Required work:
Return the lines below that contain the word "data".

(Records from a collection)
= Beginning of Section =

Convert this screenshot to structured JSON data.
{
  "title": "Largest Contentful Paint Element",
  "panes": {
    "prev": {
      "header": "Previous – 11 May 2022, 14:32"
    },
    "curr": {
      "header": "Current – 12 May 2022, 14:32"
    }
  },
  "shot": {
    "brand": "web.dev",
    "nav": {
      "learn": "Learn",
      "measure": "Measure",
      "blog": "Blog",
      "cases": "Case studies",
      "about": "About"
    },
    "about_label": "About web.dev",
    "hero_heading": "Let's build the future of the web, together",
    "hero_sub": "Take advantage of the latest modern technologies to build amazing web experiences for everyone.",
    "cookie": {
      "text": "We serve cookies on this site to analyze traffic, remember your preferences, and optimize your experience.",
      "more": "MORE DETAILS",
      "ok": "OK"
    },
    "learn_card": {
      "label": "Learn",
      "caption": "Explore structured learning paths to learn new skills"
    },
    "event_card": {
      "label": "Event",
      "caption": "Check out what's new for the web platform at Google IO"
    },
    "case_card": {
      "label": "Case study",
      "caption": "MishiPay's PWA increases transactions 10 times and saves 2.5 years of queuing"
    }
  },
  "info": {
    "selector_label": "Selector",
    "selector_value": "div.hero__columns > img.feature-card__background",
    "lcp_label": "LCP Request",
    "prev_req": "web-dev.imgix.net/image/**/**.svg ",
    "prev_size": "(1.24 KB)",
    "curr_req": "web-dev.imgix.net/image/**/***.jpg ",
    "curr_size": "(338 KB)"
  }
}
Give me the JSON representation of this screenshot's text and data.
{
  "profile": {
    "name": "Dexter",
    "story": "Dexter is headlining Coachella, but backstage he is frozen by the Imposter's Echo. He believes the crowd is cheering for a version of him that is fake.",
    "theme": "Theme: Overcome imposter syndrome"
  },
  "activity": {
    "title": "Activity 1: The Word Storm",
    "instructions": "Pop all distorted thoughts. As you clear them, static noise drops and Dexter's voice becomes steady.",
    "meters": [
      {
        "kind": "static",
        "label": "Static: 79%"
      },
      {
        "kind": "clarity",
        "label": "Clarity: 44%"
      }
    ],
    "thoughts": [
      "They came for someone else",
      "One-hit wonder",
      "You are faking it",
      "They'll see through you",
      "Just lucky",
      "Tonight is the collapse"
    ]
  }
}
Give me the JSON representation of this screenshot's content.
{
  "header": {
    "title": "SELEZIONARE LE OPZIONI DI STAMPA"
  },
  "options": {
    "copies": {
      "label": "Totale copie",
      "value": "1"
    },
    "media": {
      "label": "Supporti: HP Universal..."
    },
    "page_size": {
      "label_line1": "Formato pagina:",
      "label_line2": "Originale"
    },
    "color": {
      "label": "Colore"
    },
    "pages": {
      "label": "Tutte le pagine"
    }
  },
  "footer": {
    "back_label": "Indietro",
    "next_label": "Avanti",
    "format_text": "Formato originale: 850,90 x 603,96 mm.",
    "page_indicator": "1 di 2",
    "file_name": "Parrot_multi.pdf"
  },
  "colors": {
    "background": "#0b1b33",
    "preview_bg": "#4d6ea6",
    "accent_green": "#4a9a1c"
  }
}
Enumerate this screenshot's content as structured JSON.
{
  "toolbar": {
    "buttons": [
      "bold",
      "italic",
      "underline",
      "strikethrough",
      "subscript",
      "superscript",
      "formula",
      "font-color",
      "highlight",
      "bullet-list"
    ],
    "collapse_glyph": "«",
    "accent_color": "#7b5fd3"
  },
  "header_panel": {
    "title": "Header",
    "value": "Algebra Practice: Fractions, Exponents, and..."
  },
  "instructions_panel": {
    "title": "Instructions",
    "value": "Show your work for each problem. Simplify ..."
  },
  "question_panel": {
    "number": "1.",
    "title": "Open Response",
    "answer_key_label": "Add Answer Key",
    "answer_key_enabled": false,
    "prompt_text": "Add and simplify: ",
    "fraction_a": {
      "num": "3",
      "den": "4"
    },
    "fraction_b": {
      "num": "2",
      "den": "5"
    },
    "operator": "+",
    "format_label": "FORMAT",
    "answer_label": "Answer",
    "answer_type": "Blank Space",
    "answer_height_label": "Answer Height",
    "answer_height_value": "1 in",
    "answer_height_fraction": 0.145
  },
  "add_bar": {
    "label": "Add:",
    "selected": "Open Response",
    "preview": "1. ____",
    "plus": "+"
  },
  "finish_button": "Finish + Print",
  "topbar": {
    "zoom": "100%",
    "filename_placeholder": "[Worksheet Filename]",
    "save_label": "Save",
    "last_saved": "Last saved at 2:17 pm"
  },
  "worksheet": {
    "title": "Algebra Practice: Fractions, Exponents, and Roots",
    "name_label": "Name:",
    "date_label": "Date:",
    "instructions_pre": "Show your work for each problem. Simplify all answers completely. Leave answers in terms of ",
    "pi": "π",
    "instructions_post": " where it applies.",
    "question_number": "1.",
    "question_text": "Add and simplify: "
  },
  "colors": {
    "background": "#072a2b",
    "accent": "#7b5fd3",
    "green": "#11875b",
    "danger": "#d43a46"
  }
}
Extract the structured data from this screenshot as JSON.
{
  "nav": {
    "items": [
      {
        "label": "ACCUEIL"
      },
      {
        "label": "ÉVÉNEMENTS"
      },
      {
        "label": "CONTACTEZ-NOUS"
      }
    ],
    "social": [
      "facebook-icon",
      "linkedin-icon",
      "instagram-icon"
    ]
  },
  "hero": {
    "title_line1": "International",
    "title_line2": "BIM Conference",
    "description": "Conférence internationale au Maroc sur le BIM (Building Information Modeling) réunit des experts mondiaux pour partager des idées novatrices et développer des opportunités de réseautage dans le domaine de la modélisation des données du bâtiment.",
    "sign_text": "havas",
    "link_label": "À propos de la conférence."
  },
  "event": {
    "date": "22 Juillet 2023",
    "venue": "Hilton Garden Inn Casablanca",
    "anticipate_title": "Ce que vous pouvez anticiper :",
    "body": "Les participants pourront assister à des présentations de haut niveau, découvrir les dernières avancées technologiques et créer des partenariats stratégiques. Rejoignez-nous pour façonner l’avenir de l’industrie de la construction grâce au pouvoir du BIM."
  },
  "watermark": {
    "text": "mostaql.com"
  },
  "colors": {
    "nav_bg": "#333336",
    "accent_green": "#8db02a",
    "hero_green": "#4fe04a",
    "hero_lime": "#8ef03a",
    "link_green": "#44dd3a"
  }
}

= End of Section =

Task response:
Convert this screenshot to structured JSON data.
Give me the JSON representation of this screenshot's text and data.
Extract the structured data from this screenshot as JSON.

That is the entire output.